INFORMATION GIVEN:
Start of Block

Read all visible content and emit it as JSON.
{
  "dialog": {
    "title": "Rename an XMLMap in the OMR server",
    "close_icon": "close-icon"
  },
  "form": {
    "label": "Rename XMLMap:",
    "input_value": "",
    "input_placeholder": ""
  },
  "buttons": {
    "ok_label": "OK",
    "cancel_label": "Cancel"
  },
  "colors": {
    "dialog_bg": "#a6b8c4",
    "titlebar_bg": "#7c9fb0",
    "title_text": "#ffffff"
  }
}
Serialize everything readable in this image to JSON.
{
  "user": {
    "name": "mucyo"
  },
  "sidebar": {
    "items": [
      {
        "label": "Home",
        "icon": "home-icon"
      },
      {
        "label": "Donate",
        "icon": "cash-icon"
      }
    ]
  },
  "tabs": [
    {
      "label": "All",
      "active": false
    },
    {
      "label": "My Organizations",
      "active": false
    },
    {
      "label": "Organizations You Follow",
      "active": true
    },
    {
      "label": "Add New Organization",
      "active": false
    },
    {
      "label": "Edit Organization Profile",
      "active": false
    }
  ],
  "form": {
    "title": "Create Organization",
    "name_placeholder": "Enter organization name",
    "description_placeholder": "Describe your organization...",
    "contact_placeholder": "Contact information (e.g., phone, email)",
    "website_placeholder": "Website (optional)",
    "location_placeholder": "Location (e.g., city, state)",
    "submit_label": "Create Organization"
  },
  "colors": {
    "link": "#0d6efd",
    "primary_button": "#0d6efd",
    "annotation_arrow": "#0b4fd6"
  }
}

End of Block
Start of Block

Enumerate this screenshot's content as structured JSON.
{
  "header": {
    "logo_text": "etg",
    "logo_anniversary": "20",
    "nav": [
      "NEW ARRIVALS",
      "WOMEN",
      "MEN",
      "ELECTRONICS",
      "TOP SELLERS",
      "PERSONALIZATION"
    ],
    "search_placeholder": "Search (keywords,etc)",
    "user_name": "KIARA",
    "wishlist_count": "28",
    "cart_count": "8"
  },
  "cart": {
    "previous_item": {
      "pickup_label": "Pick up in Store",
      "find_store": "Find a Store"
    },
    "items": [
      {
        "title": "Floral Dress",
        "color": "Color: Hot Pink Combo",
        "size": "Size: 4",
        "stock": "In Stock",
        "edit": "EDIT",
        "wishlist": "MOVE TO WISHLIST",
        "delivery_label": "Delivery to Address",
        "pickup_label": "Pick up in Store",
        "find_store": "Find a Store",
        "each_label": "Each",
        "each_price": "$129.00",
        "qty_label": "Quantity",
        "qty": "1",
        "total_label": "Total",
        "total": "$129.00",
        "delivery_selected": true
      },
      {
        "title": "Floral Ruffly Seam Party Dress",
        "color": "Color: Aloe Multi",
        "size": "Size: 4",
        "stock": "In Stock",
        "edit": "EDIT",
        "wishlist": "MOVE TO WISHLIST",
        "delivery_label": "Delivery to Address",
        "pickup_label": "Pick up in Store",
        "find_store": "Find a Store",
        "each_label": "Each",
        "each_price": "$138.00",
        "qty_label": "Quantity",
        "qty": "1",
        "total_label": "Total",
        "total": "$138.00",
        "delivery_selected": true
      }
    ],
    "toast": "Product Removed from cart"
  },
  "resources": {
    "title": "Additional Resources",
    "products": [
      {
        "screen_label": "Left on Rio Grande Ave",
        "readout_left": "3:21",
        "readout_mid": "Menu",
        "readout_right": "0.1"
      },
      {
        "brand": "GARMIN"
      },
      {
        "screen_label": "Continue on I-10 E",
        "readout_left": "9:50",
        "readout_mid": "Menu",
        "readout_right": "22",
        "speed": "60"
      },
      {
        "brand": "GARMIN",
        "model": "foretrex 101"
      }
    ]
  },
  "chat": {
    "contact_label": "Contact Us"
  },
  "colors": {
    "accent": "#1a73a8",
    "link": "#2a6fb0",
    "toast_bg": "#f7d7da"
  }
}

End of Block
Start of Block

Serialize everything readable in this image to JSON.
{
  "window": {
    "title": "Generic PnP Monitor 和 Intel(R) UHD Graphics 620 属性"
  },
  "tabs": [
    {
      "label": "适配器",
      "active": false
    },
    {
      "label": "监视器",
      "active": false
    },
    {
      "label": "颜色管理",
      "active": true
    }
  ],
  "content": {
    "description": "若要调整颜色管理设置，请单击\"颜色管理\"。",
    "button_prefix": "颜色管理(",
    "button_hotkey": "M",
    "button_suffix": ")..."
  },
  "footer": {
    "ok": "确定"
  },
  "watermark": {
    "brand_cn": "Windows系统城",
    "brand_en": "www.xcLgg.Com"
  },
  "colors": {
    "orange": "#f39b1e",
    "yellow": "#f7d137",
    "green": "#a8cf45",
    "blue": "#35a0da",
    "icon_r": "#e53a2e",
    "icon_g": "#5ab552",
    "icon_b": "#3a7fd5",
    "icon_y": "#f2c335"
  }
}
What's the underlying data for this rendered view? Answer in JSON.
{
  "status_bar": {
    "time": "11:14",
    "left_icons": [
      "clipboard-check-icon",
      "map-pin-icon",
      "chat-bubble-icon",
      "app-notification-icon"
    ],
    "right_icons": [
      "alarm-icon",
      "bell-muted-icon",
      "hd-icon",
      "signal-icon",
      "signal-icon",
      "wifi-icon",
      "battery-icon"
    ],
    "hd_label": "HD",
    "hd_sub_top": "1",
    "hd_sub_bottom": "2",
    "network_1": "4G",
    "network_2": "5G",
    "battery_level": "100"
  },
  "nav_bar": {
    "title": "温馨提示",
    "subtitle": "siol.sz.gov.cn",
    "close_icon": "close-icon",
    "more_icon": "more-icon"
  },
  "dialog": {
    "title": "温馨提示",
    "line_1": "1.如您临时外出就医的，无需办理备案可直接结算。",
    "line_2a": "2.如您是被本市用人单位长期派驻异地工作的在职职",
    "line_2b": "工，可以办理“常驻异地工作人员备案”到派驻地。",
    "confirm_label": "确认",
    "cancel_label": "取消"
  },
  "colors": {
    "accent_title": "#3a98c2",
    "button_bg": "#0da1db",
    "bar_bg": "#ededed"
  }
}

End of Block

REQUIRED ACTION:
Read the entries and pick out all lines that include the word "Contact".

SOLUTION TO THE EXERCISE:
    "contact_placeholder": "Contact information (e.g., phone, email)",
    "contact_label": "Contact Us"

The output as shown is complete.